▸ **What to work on**: Line count for "glyph": say how many lines of the data contain it, with no other text.

────────────────────────────────────────

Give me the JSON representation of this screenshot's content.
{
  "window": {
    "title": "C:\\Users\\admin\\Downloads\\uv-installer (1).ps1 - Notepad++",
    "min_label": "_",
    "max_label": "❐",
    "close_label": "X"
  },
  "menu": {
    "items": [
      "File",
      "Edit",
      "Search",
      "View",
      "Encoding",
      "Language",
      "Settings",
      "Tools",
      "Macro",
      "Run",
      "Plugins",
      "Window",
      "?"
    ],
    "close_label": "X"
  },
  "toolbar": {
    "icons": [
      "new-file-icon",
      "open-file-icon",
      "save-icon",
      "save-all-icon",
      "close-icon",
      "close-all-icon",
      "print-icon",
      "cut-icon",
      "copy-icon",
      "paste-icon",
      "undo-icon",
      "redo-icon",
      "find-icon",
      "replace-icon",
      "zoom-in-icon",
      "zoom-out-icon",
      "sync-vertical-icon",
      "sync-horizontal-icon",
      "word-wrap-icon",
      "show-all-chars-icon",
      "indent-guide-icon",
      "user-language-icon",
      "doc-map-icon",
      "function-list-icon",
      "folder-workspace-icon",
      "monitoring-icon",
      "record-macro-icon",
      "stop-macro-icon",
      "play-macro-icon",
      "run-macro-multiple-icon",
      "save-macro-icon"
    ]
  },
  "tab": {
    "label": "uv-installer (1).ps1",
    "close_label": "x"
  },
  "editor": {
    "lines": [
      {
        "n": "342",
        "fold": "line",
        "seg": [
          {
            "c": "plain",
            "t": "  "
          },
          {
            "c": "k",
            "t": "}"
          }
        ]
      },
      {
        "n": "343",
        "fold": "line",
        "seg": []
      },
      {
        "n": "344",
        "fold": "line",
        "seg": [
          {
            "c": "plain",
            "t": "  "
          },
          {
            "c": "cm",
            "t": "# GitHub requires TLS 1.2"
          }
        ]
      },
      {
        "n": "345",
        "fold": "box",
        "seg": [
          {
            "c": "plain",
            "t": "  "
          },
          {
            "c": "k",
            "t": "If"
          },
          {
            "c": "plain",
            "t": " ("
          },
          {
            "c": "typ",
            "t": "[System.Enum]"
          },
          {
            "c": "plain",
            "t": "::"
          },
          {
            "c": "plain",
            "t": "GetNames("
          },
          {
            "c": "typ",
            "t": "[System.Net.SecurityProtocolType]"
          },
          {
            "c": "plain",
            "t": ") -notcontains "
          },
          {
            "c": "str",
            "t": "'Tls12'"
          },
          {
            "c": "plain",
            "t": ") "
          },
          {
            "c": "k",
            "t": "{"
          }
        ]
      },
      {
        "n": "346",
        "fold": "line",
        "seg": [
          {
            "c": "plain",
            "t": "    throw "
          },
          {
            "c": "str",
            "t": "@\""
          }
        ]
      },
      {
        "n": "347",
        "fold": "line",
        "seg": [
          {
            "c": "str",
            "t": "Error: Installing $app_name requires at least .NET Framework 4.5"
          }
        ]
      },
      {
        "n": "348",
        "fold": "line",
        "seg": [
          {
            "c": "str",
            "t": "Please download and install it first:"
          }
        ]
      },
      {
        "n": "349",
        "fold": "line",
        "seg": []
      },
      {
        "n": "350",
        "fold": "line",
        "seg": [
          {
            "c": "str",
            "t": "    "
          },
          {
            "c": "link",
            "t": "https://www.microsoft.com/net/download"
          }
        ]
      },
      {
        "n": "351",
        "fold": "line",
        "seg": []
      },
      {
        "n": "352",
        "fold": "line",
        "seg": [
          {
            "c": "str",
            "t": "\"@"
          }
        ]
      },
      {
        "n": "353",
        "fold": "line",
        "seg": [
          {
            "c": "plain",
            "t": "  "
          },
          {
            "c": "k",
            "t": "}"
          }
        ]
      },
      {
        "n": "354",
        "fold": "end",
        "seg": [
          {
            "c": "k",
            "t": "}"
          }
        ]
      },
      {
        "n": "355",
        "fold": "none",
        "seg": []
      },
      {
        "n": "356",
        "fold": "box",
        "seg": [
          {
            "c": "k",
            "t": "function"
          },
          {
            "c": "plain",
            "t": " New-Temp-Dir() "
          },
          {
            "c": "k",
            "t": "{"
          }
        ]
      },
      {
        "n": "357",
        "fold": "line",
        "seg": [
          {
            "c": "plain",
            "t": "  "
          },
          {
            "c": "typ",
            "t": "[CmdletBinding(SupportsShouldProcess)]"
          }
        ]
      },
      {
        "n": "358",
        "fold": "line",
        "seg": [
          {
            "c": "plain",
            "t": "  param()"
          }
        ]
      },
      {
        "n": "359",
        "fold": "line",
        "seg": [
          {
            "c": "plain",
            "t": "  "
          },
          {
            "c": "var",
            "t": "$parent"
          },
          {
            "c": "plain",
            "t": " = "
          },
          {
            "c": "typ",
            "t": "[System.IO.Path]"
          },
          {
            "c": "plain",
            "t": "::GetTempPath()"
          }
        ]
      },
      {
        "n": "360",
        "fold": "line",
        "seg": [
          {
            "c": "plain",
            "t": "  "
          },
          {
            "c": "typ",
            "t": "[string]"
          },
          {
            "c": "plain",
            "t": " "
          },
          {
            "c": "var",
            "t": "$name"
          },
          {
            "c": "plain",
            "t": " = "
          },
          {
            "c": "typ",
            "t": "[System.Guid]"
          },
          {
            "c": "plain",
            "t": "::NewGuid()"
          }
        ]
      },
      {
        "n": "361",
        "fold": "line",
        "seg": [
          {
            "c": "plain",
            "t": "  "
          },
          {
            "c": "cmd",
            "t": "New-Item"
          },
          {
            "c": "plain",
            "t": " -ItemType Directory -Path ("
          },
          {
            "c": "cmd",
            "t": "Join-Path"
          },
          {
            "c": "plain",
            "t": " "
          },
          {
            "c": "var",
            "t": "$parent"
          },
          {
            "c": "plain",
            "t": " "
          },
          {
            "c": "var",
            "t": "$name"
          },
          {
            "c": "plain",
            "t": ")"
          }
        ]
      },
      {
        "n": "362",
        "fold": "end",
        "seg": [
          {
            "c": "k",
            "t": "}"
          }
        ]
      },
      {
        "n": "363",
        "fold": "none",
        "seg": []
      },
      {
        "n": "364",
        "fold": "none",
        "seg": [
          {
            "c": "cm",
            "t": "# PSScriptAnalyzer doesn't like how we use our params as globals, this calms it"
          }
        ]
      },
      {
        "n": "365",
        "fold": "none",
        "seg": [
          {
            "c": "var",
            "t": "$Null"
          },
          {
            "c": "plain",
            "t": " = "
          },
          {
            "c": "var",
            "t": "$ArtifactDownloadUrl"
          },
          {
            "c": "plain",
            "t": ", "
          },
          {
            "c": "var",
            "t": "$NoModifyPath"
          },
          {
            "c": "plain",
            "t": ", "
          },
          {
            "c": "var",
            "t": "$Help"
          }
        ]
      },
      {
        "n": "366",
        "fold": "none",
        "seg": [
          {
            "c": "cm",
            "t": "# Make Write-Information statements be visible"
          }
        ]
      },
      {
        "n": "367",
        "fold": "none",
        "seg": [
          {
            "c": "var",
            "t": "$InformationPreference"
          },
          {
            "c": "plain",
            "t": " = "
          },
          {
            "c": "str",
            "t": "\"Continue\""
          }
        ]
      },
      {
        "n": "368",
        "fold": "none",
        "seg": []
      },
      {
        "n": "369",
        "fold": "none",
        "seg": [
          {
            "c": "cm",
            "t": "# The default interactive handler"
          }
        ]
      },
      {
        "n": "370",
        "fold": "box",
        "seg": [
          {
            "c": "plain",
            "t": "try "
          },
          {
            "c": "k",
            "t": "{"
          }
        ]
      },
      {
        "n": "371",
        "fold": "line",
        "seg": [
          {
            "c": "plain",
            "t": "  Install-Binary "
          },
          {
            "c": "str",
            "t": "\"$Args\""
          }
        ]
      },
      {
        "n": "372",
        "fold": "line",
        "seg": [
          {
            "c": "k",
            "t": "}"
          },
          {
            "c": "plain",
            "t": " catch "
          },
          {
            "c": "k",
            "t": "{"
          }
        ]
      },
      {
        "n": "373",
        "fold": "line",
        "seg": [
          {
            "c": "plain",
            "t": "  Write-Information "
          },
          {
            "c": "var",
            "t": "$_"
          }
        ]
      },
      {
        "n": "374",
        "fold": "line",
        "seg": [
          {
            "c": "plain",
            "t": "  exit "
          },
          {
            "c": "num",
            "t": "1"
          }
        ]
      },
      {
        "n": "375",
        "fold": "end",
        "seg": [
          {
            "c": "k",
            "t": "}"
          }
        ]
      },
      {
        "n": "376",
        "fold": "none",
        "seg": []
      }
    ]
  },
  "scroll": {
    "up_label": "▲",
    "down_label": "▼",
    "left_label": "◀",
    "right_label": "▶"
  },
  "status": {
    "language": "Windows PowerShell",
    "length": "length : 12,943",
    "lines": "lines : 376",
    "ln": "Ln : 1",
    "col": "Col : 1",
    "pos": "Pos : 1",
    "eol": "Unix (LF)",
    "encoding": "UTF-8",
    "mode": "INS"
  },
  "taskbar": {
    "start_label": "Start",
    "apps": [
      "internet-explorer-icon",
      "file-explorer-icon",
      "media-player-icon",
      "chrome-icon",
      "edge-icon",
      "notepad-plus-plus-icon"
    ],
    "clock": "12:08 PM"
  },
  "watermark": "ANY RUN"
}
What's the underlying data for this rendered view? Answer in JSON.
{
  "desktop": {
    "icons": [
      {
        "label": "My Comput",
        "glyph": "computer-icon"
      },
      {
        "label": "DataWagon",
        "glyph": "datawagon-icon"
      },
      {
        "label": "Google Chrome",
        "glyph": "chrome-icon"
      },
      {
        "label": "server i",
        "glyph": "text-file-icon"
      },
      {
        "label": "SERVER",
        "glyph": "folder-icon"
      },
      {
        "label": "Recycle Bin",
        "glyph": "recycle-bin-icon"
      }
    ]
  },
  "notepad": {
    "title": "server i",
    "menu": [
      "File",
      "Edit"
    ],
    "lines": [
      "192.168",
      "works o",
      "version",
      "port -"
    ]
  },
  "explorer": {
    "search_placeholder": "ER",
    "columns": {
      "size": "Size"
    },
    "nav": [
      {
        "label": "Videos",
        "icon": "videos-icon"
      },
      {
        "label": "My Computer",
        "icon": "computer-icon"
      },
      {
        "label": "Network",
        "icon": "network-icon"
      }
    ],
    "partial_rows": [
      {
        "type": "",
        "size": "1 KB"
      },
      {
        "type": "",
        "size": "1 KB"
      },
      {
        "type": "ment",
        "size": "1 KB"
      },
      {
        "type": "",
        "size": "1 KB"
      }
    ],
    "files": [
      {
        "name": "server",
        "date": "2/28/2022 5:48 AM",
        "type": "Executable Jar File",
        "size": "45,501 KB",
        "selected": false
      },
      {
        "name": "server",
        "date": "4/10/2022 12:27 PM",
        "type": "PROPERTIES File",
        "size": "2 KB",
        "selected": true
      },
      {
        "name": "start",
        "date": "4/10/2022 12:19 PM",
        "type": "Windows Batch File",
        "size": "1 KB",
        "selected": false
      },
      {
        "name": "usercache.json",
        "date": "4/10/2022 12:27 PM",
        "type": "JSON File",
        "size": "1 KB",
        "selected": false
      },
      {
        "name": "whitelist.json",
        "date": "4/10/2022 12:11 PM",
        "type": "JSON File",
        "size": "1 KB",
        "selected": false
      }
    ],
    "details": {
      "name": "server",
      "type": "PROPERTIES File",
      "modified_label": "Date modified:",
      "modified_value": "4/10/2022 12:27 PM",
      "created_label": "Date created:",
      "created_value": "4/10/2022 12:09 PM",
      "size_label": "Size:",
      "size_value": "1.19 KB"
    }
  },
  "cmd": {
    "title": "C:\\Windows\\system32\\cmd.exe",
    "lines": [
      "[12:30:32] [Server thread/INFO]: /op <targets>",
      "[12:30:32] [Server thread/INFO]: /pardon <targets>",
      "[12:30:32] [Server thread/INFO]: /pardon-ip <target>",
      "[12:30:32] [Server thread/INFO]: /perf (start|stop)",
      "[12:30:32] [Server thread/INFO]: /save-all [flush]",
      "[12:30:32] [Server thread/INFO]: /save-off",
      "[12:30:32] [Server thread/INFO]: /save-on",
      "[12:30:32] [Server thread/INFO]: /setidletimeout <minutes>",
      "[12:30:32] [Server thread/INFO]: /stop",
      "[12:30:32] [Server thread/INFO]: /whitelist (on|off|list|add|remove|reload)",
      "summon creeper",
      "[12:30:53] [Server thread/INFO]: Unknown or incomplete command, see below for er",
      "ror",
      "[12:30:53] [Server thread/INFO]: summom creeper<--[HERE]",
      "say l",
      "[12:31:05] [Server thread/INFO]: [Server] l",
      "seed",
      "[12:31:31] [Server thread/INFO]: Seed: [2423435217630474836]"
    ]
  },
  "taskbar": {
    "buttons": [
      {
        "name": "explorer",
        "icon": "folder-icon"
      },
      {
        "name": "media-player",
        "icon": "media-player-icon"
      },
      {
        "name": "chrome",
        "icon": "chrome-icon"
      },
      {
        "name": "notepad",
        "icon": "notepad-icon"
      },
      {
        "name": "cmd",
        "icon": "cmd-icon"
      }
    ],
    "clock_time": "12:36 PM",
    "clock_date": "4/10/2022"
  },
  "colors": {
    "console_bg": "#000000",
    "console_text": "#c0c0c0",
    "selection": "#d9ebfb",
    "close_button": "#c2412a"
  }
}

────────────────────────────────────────

▸ **Response**: 6